1 - The stock market reached a year-to-date low on Wednesday, before rebounding on Thursday and Friday. The situations in Japan and Libya (as well as the broader Middle East) have created an abundance of the one thing the markets can't stand: uncertainty. "Uncertainty" in this case can be translated into "fear." The future is, as always, unknowable, and we really don't know how those international events will play out, or how they might affect us. Stay tuned, and hang on.

2 - One cannot help but feel pain and empathy for those innocents suffering in the above-mentioned crises. If you'd like to help, a great place to start is the American Red Cross. Their web address is

3 - We had our own mini-disaster at the office last week. A plumbing fixture ran all night Wednesday, and by the time I arrived on Thursday morning, there was a small flood in three rooms on the office side. Servicemaster of Spartanburg promptly cleaned up and dried out the affected areas, so what could have been a serious problem is now just an inconvenience. The damaged flooring will need to be replaced, so we have moved our office operation back into the Depot room temporarily. We should be back to the usual configuration in a few weeks.

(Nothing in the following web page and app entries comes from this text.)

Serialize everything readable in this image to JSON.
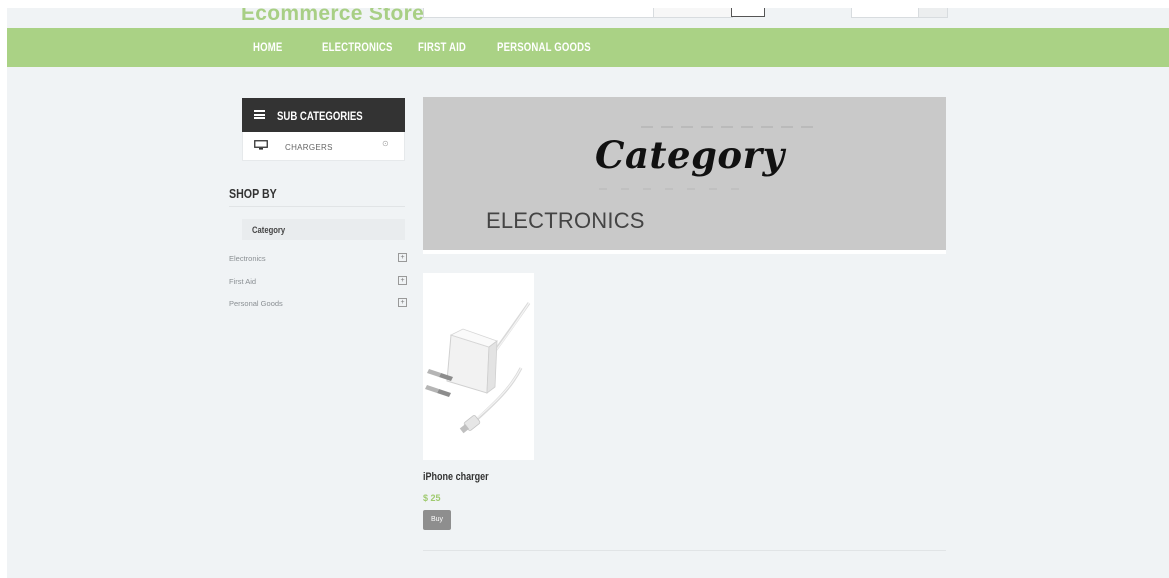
{
  "header": {
    "store_name": "Ecommerce Store"
  },
  "nav": {
    "items": [
      {
        "label": "HOME"
      },
      {
        "label": "ELECTRONICS"
      },
      {
        "label": "FIRST AID"
      },
      {
        "label": "PERSONAL GOODS"
      }
    ]
  },
  "sidebar": {
    "subcategories_title": "SUB CATEGORIES",
    "subcategories": [
      {
        "label": "CHARGERS",
        "icon": "monitor-icon"
      }
    ],
    "shop_by_title": "SHOP BY",
    "category_box_label": "Category",
    "filters": [
      {
        "label": "Electronics",
        "icon": "plus-square-icon"
      },
      {
        "label": "First Aid",
        "icon": "plus-square-icon"
      },
      {
        "label": "Personal Goods",
        "icon": "plus-square-icon"
      }
    ]
  },
  "banner": {
    "script_text": "Category",
    "heading": "ELECTRONICS"
  },
  "products": [
    {
      "name": "iPhone charger",
      "price": "$ 25",
      "buy_label": "Buy"
    }
  ],
  "colors": {
    "navbar": "#aad285",
    "brand_green": "#a8cf85",
    "price_green": "#9fca6f",
    "sidebar_header": "#333333",
    "page_background": "#f0f3f5",
    "banner_background": "#c9c9c9"
  }
}
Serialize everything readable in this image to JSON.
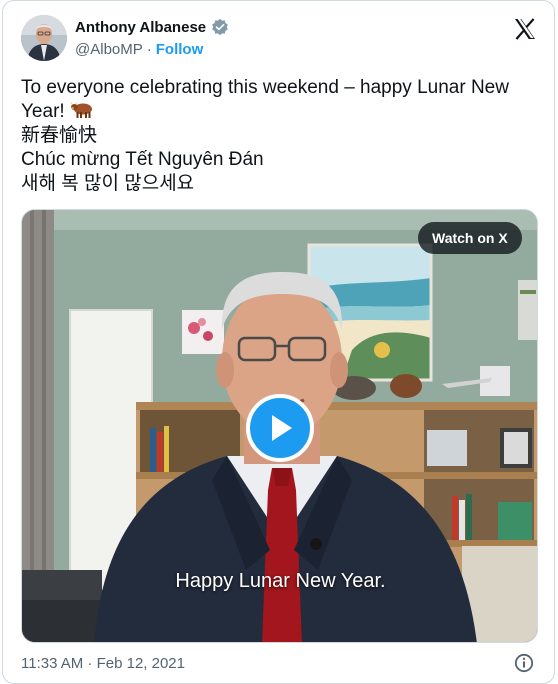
{
  "author": {
    "name": "Anthony Albanese",
    "handle": "@AlboMP",
    "separator": "·",
    "follow_label": "Follow",
    "verified_icon": "verified-badge-icon",
    "colors": {
      "accent": "#1d9bf0",
      "secondary_text": "#536471"
    }
  },
  "tweet": {
    "lines": [
      "To everyone celebrating this weekend – happy Lunar New",
      "Year!",
      "新春愉快",
      "Chúc mừng Tết Nguyên Đán",
      "새해 복 많이 많으세요"
    ],
    "emoji_icon": "ox-emoji-icon"
  },
  "media": {
    "watch_label": "Watch on X",
    "caption": "Happy Lunar New Year.",
    "play_icon": "play-icon"
  },
  "footer": {
    "timestamp": "11:33 AM · Feb 12, 2021",
    "info_icon": "info-icon"
  }
}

4 - Tryon celebrated another Super Saturday this past weekend. This gem of a festival is an annual Spring ritual, and it's all about kids: professional performers give a wide variety of fabulous performances in venues all over town. The place is swarming with kids, and the joy in their eyes is contagious. In addition to my usual volunteer duties, I shot a four-minute video which you can see by clicking the image below. Take a look, and laugh with the kids.

Make it a joyous week!

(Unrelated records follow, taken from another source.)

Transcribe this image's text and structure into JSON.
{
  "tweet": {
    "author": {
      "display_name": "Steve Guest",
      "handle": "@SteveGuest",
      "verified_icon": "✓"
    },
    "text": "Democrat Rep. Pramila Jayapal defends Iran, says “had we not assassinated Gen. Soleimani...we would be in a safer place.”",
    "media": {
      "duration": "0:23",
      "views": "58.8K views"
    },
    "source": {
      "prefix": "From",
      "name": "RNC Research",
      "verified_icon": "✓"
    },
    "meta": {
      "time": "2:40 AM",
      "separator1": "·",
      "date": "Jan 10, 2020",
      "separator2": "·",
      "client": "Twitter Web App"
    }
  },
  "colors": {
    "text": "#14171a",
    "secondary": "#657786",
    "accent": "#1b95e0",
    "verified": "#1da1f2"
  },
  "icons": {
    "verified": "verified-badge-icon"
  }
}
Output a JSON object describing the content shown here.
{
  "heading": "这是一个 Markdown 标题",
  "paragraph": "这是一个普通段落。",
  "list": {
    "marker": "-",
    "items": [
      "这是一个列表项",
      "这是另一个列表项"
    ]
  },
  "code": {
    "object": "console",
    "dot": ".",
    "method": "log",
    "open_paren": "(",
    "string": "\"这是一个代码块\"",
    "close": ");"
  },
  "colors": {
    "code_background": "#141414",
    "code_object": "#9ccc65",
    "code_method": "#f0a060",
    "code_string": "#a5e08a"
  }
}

Monday, March 14, 2011

Corrected 1099s: Whaddya Gonna Do?

They are maddening, but here's why you get them.

 A client called early this morning to inform me that he had received a Corrected Form 1099 from TD Ameritrade over the weekend. This happens just about every year, and it bears a brief explanation.

All financial institutions are required to send their customers a report of all taxable transactions that occurred in the customers' accounts during the previous year. This report is of course the infamous Form 1099. In addition to sending the 1099 to the customer, the institution also sends a copy to the IRS. The IRS can then check its copy against your tax return to make sure you're reporting your taxable income properly.

In the case of brokerage firms such as TD Ameritrade, the 1099 is a consolidated report consisting of information given to the brokerage firm by the various securities held within the account. (A "security" in this case includes stocks, bonds, mutual funds and ETFs, among others.)

Now, consider the case of a mutual fund or ETF (exchange-traded fund). These funds consist of dozens (sometimes hundreds) of stocks, bonds, and/or other securities, each of which must report its own taxable transactions to the fund company. Then, the fund company must report all of the tax information resulting from transactions within the fund.

The result of all this activity is thousands of transactions that must be reported, calculated, and consolidated into a single report that must be submitted to the brokerage firm in time for the firm to create a 1099 for each applicable account and send to its customers no later than the last day of January.

If even one transaction -- even if it is a minor one -- somewhere upstream has been calculated or reported incorrectly, it sets off a chain reaction of corrected report after corrected report, finally culminating in a corrected 1099 arriving in your mailbox.

With all those transactions and deadlines, and zero tolerance for error, it's no wonder that corrected 1099s are a commonplace irritant for taxpayers. It is not uncommon for brokerage clients to receive multiple corrected 1099s in a single year.

What should you do if you receive one of these beauties after filing your tax return? A corrected 1099 changes your taxable income, but it may be by an insignificant or even negligible amount. (The client who called this morning saw only an $11 difference in the original and corrected versions.) Well... I'm not about to tell you to ignore it, but neither will I tell you to go to all the hassle and expense of filing an amended return for a difference of eleven bucks. Look at the difference, consult your accountant or tax professional, and make your own decision.